• _Exercise description_
Look through the entries for the string "with" and copy every line where it shows up.

• _Materials provided_
□ □ □ □ □
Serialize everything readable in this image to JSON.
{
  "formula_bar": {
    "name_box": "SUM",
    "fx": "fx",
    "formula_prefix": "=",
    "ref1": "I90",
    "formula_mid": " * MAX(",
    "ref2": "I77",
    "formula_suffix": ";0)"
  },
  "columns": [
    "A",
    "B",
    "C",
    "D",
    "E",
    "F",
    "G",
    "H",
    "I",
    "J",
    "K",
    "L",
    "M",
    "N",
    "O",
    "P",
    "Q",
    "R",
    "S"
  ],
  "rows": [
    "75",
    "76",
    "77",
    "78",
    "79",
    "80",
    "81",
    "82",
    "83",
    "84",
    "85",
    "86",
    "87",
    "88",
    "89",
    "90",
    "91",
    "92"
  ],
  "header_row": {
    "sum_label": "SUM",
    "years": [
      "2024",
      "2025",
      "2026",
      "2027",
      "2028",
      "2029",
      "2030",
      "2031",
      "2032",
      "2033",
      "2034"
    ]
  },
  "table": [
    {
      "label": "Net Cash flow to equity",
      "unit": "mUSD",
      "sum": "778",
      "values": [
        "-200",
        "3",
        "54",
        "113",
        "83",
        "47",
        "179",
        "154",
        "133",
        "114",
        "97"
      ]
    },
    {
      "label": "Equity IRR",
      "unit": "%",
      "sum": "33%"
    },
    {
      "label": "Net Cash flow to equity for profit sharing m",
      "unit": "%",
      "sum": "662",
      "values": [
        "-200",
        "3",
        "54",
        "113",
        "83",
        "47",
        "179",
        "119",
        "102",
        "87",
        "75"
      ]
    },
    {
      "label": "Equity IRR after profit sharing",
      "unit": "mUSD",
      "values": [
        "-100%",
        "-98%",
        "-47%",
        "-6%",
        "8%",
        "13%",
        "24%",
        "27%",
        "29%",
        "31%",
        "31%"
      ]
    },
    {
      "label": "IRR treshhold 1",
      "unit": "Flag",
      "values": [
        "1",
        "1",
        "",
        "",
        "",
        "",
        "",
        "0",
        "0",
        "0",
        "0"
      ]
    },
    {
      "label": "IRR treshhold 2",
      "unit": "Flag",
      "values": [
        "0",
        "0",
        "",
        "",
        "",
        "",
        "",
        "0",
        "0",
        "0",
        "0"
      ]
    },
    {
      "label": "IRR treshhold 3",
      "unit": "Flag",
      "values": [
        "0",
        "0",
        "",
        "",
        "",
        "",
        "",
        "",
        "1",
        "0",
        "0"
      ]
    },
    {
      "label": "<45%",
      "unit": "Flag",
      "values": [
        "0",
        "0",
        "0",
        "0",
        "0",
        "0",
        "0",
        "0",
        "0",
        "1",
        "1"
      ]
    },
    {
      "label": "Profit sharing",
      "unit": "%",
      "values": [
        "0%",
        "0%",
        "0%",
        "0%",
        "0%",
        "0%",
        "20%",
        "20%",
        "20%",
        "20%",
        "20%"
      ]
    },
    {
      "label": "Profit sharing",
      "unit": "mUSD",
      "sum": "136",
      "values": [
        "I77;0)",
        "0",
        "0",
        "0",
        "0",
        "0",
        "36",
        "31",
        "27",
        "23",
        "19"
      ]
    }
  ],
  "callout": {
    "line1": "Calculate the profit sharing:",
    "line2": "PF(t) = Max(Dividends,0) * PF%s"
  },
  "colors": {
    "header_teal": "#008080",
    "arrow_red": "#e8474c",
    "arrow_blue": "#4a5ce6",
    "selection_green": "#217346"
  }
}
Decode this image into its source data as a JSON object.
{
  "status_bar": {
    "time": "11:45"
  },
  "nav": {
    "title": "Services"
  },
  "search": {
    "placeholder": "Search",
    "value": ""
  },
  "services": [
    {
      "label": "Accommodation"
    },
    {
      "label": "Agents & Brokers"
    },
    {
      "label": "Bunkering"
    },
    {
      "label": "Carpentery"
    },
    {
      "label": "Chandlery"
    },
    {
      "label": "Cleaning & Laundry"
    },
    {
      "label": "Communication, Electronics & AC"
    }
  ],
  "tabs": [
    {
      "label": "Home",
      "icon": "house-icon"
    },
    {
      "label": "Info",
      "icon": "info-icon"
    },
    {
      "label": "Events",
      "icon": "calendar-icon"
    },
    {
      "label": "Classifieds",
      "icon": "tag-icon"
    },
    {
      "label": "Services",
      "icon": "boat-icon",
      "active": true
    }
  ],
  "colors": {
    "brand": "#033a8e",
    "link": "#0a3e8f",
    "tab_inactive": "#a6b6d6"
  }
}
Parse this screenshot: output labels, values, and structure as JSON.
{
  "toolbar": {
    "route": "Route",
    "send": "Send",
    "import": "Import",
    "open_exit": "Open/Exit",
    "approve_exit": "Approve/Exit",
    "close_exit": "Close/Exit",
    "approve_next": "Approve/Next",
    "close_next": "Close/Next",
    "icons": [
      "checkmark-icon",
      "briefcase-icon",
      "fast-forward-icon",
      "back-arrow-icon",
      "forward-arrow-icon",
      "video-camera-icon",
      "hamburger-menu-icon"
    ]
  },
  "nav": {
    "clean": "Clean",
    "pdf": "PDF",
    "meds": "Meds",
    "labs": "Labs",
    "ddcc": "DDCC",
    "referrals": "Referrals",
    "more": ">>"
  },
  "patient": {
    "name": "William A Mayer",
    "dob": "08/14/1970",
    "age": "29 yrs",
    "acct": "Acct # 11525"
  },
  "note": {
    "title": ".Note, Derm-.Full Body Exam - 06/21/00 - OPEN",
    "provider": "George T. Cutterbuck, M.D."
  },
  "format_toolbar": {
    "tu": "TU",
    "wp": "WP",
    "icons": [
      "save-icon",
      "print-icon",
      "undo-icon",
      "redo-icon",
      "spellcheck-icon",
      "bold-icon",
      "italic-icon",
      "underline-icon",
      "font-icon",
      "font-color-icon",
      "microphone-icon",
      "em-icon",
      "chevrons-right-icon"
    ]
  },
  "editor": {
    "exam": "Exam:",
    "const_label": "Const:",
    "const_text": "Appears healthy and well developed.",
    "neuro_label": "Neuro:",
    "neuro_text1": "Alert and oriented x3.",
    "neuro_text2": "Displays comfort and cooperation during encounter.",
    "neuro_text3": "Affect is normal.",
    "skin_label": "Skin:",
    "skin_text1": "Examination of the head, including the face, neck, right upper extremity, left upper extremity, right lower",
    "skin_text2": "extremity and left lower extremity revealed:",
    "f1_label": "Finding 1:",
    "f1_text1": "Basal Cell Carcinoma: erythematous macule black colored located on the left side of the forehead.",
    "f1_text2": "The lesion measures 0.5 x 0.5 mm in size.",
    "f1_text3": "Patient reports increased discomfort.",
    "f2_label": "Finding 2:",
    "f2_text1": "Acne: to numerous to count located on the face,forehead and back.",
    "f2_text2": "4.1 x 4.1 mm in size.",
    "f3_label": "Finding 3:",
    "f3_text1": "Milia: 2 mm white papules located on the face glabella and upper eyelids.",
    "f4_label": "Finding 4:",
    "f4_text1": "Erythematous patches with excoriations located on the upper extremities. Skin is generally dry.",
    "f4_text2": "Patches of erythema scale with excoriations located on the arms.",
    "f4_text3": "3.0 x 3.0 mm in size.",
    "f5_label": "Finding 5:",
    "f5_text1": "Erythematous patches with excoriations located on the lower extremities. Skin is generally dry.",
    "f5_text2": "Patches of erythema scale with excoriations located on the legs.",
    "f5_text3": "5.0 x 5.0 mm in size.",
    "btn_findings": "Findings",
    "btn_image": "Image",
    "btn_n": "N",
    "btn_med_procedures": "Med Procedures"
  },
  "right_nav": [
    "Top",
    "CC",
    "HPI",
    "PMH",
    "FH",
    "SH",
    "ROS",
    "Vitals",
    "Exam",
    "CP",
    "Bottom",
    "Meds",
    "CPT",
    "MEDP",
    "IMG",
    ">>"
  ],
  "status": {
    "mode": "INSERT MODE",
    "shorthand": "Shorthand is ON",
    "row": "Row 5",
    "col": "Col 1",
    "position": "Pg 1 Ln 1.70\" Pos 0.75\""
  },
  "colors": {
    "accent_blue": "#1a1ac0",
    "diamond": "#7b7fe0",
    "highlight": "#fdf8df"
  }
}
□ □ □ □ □
• _Problem solution_
    "f4_text1": "Erythematous patches with excoriations located on the upper extremities. Skin is generally dry.",
    "f4_text2": "Patches of erythema scale with excoriations located on the arms.",
    "f5_text1": "Erythematous patches with excoriations located on the lower extremities. Skin is generally dry.",
    "f5_text2": "Patches of erythema scale with excoriations located on the legs.",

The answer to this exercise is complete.